What is your most memorable musical experience:
Listening to, and  talking with Janos Starker about his cello in the shop. He also mentioned his classical guitar to me several times that was given to him by Andres Segovia.

Tips On Caring For Your Trumpet

Daily care and maintenance of your instrument is very important to how well your instrument performs. Watch this quick video below for a few, quick tips on caring for your trumpet.

Take Care Of Your Instrument On Summer Break

repair-brad

With schools out and possibly no summer program going on it can be difficult to get your instrument in to the shop when you live a distance away. Here are a couple of tips for those of you this effects.

Brass instruments – At the very least make sure you grease up the tuning slides and move them in and out a few times to spread the grease around. Keep the valves oiled and make sure you get the instrument out from time to time to move the valves and slides around. Clean your mouthpiece out!

Woodwind instruments – On reed instruments make sure you take the reed off the mouthpiece and clean it out with some mild liquid detergent soap and lukewarm water (not hot!). On flutes you can also clean out the headjoint (not the main body) with some mild liquid detergent soap and lukewarm water (not hot!). Be careful to not move the head crown assembly or it will have to be reset.

String instruments – Make sure and let the tension off on the bow to keep the hair from stretching. Use a soft cloth and wipe the rosin off the top. Do not try and use generic home cleaners as they may damage the finish.

These tips and more are covered under our “care and maintenance” videos which you will find on our website and in previous blog posts.

Above all make sure the instrument is stored in a dry climate controlled area. Too much heat and/or moisture can cause mildew and mold in just a short time.

As always, please contact us if you have any questions.

Get Your Instrument Serviced Over Summer

Has it been a while since your instrument was in for a check-up? If summer is a down time for you and your playing time, then you should send your instrument in for a check-up. We recommend two visits each year to help keep your instrument in proper playing condition and the summer is the perfect time.

In fact, schools across the state will be sending in all kinds of school-owned instruments this summer to be cleaned, repaired, and refurbished so that they are ready to go for the next school year.

The best way to get your horn serviced during the summer is to bring it to the store. Our District Managers are visiting some schools during the summer, but not all schools and not every week. It’s very sporadic. The safe thing to do is call us first to see if arrangements can be made to drop off a loaner and pick up your instrument. You can call us at 1-800-337-0471.

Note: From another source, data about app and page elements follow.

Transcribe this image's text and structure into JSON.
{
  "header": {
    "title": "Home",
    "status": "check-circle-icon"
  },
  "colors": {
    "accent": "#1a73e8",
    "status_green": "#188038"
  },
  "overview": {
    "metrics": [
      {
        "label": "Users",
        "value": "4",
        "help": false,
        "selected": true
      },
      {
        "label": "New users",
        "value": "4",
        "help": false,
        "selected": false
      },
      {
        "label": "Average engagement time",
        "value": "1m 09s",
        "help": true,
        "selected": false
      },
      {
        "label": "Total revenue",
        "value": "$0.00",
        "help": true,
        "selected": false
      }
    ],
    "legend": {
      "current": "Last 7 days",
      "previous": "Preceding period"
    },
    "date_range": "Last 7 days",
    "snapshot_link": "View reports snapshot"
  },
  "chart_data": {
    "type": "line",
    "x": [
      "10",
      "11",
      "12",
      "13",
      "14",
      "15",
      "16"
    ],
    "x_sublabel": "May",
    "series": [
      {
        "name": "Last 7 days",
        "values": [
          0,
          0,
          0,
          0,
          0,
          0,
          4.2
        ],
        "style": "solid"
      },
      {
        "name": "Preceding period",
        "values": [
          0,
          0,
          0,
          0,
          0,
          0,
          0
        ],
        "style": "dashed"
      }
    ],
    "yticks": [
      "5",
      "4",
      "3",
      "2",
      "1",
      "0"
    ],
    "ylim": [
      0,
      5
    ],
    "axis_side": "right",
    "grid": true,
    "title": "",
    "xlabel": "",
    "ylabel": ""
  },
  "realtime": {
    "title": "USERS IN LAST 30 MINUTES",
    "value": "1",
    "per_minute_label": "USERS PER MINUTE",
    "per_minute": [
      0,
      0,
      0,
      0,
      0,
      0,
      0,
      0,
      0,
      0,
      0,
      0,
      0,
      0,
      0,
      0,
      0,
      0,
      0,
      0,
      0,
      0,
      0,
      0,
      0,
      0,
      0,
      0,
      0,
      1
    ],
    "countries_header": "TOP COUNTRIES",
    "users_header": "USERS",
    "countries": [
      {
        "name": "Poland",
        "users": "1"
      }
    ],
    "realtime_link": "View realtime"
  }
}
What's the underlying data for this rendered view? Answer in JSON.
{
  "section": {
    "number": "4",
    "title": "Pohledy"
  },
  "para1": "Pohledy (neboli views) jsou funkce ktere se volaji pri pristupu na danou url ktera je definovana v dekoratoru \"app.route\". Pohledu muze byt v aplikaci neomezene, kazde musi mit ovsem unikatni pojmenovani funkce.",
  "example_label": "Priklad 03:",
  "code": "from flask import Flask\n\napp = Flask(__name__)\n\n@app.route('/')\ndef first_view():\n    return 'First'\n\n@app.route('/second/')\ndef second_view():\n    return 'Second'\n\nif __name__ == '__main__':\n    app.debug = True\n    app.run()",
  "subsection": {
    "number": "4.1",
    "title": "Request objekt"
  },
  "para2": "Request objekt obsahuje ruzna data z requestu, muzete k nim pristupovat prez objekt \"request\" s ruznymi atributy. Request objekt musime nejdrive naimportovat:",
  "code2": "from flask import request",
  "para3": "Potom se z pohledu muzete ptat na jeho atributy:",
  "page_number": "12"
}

Have a great rest of your summer and don’t forget to practice!

The NAPBIRT Convention 2017

A couple of months ago we talked about how we’re always learning in our repair shop to keep up with the latest trends and techniques in instrument repair. In late April, I was able to attend yet another key event in the life of a repair technician.

This year the annual NAPBIRT (National Association of Professional Band Instrument Technicians) finds us in Albuquerque NM. There are almost 300 technicians  attending this year in order to learn about new techniques, methods and materials used in the repair of your instruments.

Quick Tips On Euphonium Maintenance

Daily care and maintenance of your instrument is very important to how well your instrument performs. Watch this quick video below for a few, quick tips on caring for your Euphonium.